Andrzej J. Komor

A Remembrance

Andrzej J. Komor

The following information was originally printed in Volume 7 of the International Journal of Sport Biomechanics in 1991.

 

A Remembrance

Written by:
Mont Hubbard, University of California at Davis

 

Dr. Andrzej J. Komor was killed in an airplane crash in Colorado Springs, Colorado, on March 3, 1991. He was returning from a trip devoted to wind tunnel testing for competitive cyclists. The sport science community, and the International Society of Biomechanics in particular, have lost a remarkable individual.

Dr. Komor was very active in ISB. He first attended the VII ISB Congress as a student in Warsaw in 1979. Subsequently he was elected to the Executive Committee of ISB and became a founding member as well as a tireless prime mover and Chairman of the ISB Working Group on Computer Simulation. He served as the main organizer of the First International Symposium on Computer Simulation in Biomechanics, held in Warsaw in 1987, and had fostered the WGCS through its difficult formative years.

Andrzej's formal education began at Warsaw Technical University where his combined BS and MS program culminated in a thesis on the design of aircraft simulators. He received his PhD from the Academy of Physical Education in Warsaw, submitting a thesis that dealt with the optimization of human motion in sports applications. His rare blend of training in engineering and physical education made him unusually capable in the physical analysis of sport problems; he was equally at home interpreting the differential equations of optimal control or communicating training techniques to athletes and coaches. He was especially effective at bridging the gap between theory and practice, so difficult in the field of sport biomechanics.

His professional career began at the Polish Institute of Sport where he served from 1981 to 1985 as head of the Department of Biocybernetics. During this time he directed an unusual team of six to seven PhD physicists and engineers tackling a creative and wide-ranging set of problems in sport (e.g., archery, gymnastics, pole vaulting, and judo strategy). Later Andrzej held visiting positions at the Institute of Sport in Rome, at two campuses of the University of California (Davis and Los Angeles), and with the U.S. Olympic Training Center in Colorado Springs.

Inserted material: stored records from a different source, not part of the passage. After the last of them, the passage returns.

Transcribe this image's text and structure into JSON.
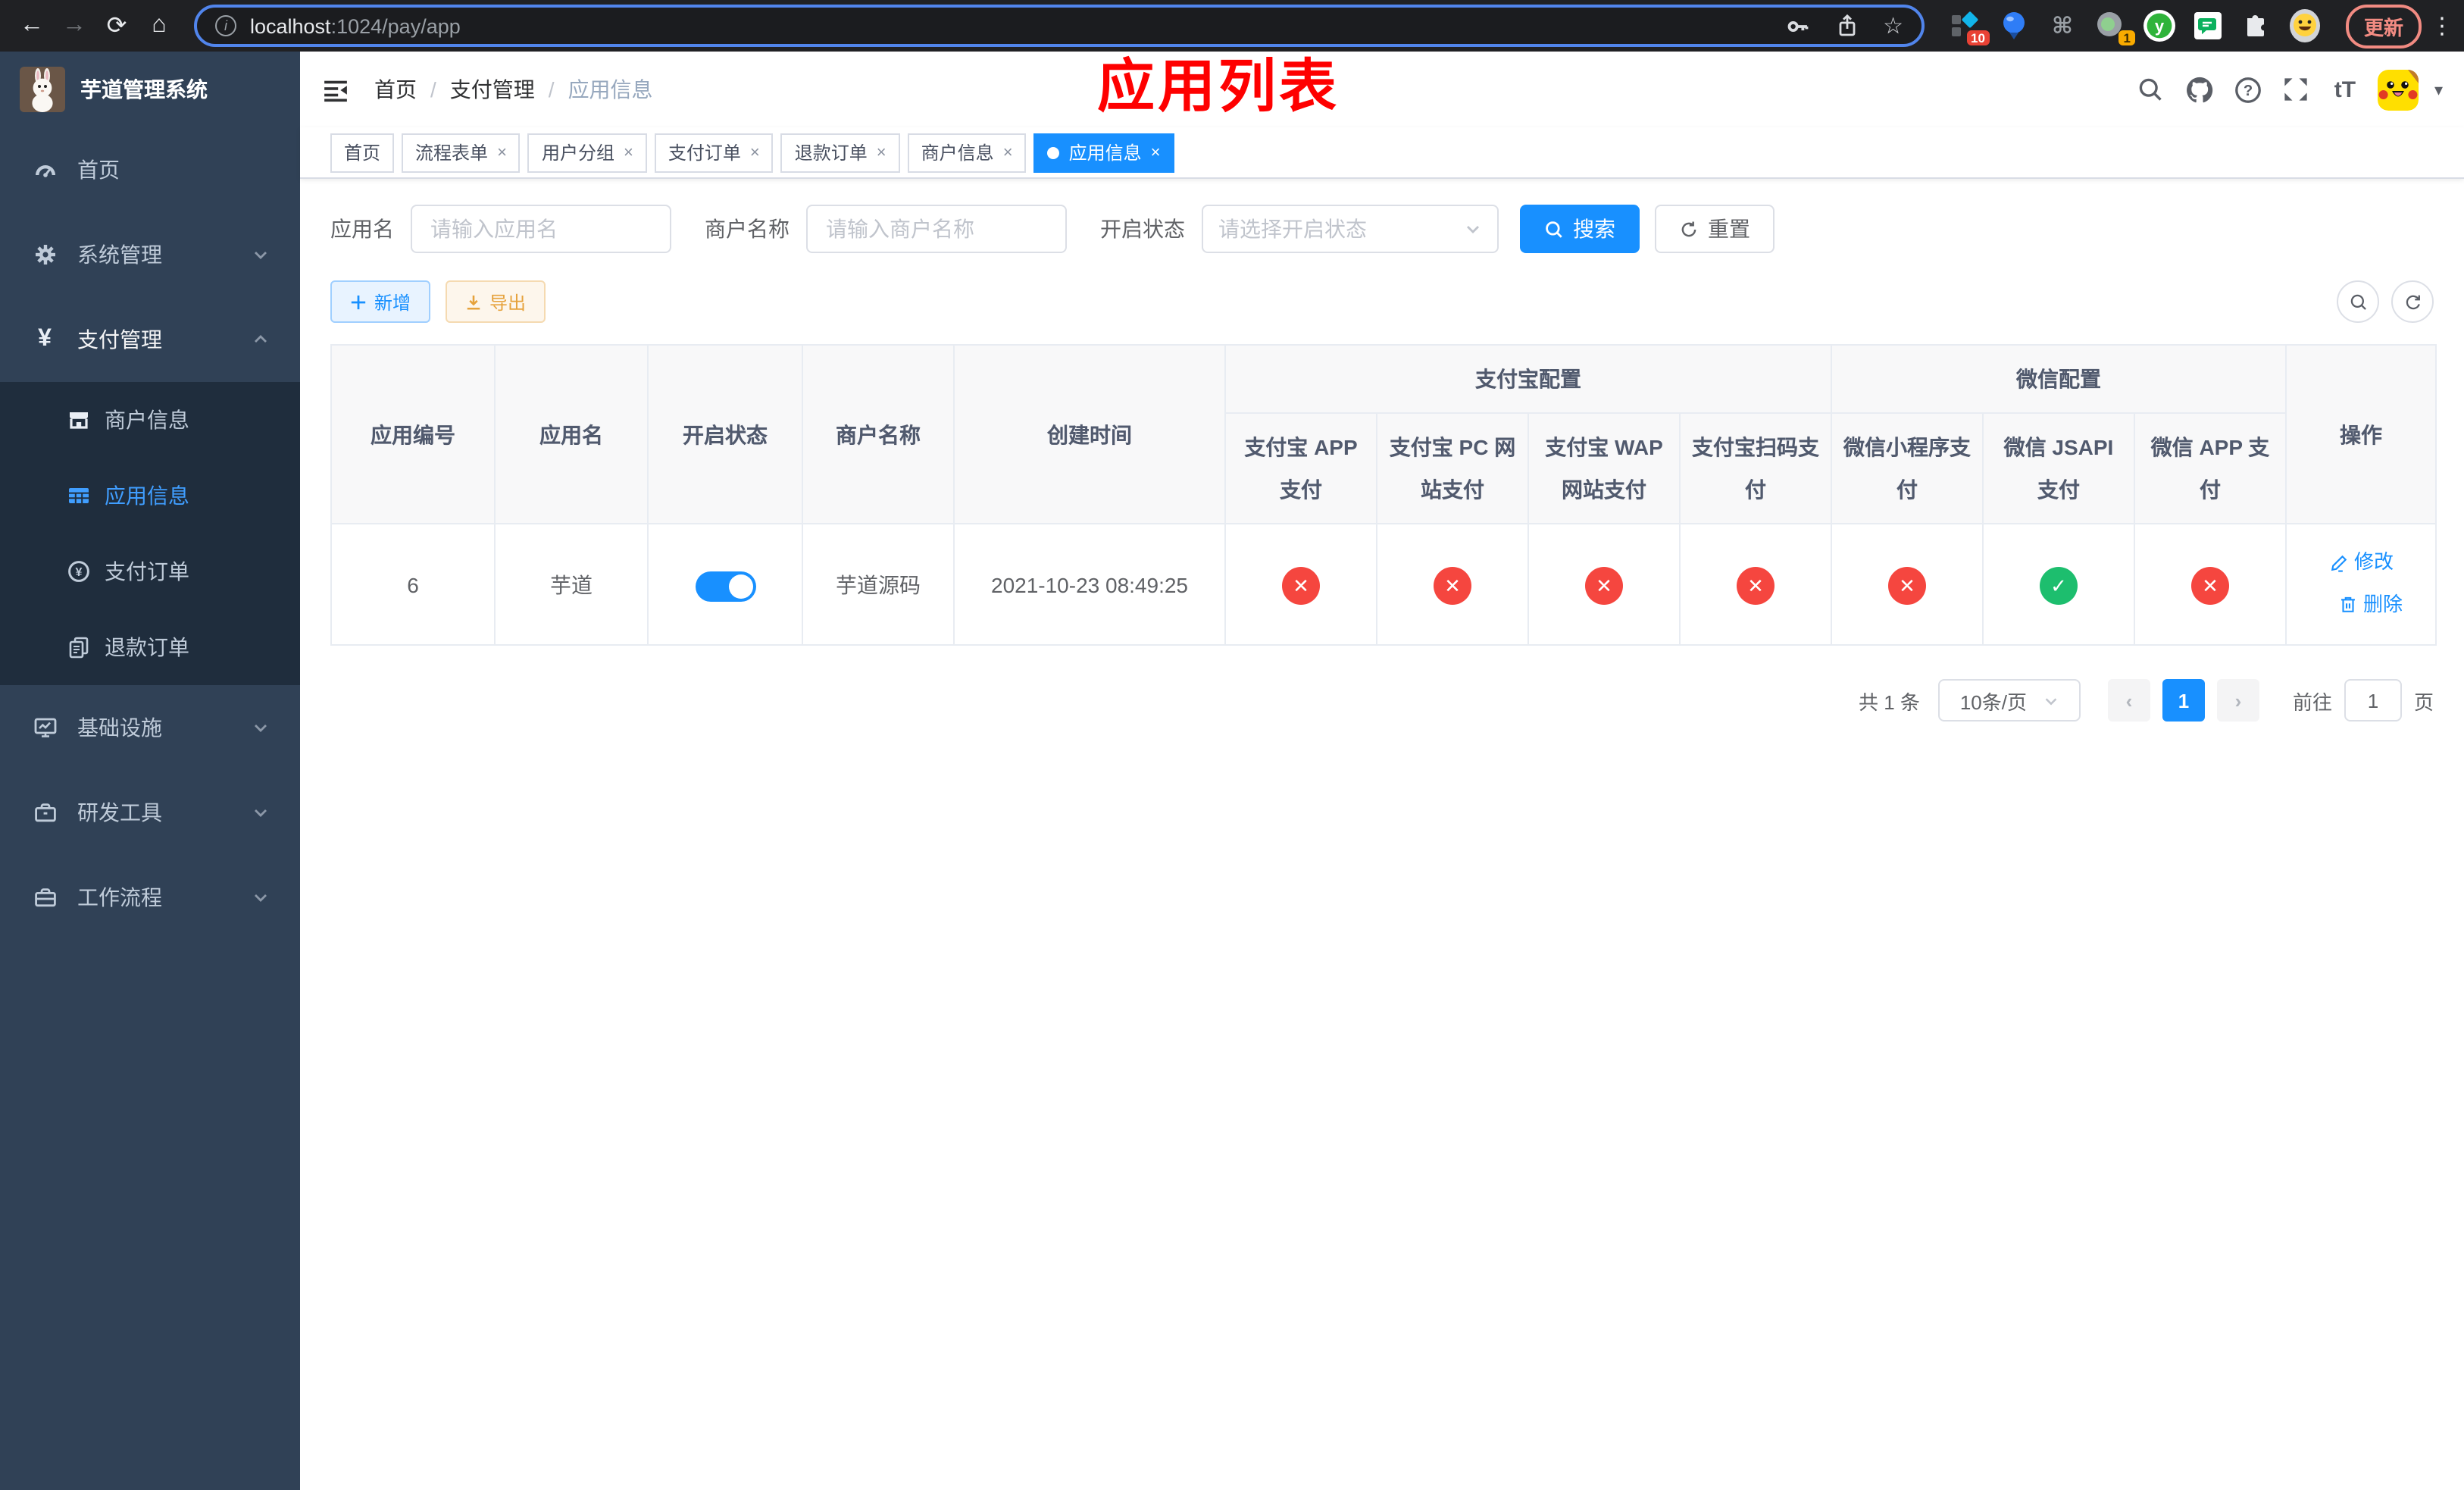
{
  "browser": {
    "url_host": "localhost",
    "url_path": ":1024/pay/app",
    "update_button": "更新",
    "ext_badge_pin": "10",
    "ext_badge_record": "1"
  },
  "icons": {
    "back": "←",
    "forward": "→",
    "reload": "⟳",
    "home": "⌂",
    "info": "i",
    "star": "☆",
    "command": "⌘",
    "kebab": "⋮",
    "caret_down": "▾",
    "yen": "¥",
    "font_size": "tT",
    "question": "?",
    "close": "×",
    "page_prev": "‹",
    "page_next": "›"
  },
  "sidebar": {
    "title": "芋道管理系统",
    "items": [
      {
        "label": "首页"
      },
      {
        "label": "系统管理"
      },
      {
        "label": "支付管理"
      },
      {
        "label": "商户信息"
      },
      {
        "label": "应用信息"
      },
      {
        "label": "支付订单"
      },
      {
        "label": "退款订单"
      },
      {
        "label": "基础设施"
      },
      {
        "label": "研发工具"
      },
      {
        "label": "工作流程"
      }
    ]
  },
  "header": {
    "breadcrumb": [
      "首页",
      "支付管理",
      "应用信息"
    ],
    "separator": "/",
    "annotation": "应用列表"
  },
  "tabs": [
    {
      "label": "首页",
      "closable": false,
      "active": false
    },
    {
      "label": "流程表单",
      "closable": true,
      "active": false
    },
    {
      "label": "用户分组",
      "closable": true,
      "active": false
    },
    {
      "label": "支付订单",
      "closable": true,
      "active": false
    },
    {
      "label": "退款订单",
      "closable": true,
      "active": false
    },
    {
      "label": "商户信息",
      "closable": true,
      "active": false
    },
    {
      "label": "应用信息",
      "closable": true,
      "active": true
    }
  ],
  "filters": {
    "app_name_label": "应用名",
    "app_name_placeholder": "请输入应用名",
    "merchant_label": "商户名称",
    "merchant_placeholder": "请输入商户名称",
    "status_label": "开启状态",
    "status_placeholder": "请选择开启状态",
    "search_button": "搜索",
    "reset_button": "重置"
  },
  "toolbar": {
    "add_button": "新增",
    "export_button": "导出"
  },
  "table": {
    "col_app_id": "应用编号",
    "col_app_name": "应用名",
    "col_status": "开启状态",
    "col_merchant": "商户名称",
    "col_created": "创建时间",
    "col_actions": "操作",
    "group_alipay": "支付宝配置",
    "group_wechat": "微信配置",
    "sub_columns": [
      "支付宝 APP 支付",
      "支付宝 PC 网站支付",
      "支付宝 WAP 网站支付",
      "支付宝扫码支付",
      "微信小程序支付",
      "微信 JSAPI 支付",
      "微信 APP 支付"
    ],
    "row": {
      "app_id": "6",
      "app_name": "芋道",
      "status_enabled": true,
      "merchant": "芋道源码",
      "created": "2021-10-23 08:49:25",
      "pay_channels": [
        {
          "name": "支付宝 APP 支付",
          "enabled": false,
          "symbol": "✕"
        },
        {
          "name": "支付宝 PC 网站支付",
          "enabled": false,
          "symbol": "✕"
        },
        {
          "name": "支付宝 WAP 网站支付",
          "enabled": false,
          "symbol": "✕"
        },
        {
          "name": "支付宝扫码支付",
          "enabled": false,
          "symbol": "✕"
        },
        {
          "name": "微信小程序支付",
          "enabled": false,
          "symbol": "✕"
        },
        {
          "name": "微信 JSAPI 支付",
          "enabled": true,
          "symbol": "✓"
        },
        {
          "name": "微信 APP 支付",
          "enabled": false,
          "symbol": "✕"
        }
      ],
      "edit_link": "修改",
      "delete_link": "删除"
    }
  },
  "pagination": {
    "total": "共 1 条",
    "page_size": "10条/页",
    "current_page": "1",
    "goto_label": "前往",
    "goto_value": "1",
    "unit_label": "页"
  },
  "colors": {
    "primary": "#1890ff",
    "sidebar_active": "#409eff",
    "danger": "#f5463f",
    "success": "#1dbe6e",
    "annotation_red": "#fe0000"
  }
}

In September 1990 he accepted a permanent position in the Sports Science Division at the USOC and had been an energizing and catalytic influence for change during his brief tenure there. As one of his pet projects he had envisioned and championed a sport biomechanics wind tunnel, which will be included in the expansion and renovation of the USOC complex, to facilitate the optimization of aerodynamic performance for athletes and equipment. Only days before his death, Andrzej had attended a meeting he had organized at the NASA Ames Research Center devoted to the planning and design of the wind tunnel.

Those of us who knew Andrzej personally held him in high regard. He was impatient with mediocrity, especially mediocre effort. He had a brilliant mind and spoke five languages well enough to communicate his ideas technically. He was a remarkably eclectic synthesizer and an exceptional information collector and processor whose mind was never at rest. He believed that sport research should be outside the political arena and that new research knowledge should belong to all peoples. His uncommon ability to make friends seemed to emanate from his genuine respect for individuals.

Throughout his very full life, Andrzej was extremely devoted to his parents and friends. When we sometimes asked him if he wouldn't prefer to move to California, his reply was always that he would be happiest "making my own California in Poland." He often said that he believed one should live life to the fullest so that there would be no regrets at the end. In virtually all the facets of his life, he epitomized the Olympic ideal of being the best that one can be. Andrzej Komor, a valued international colleague and friend to many of us, will be missed.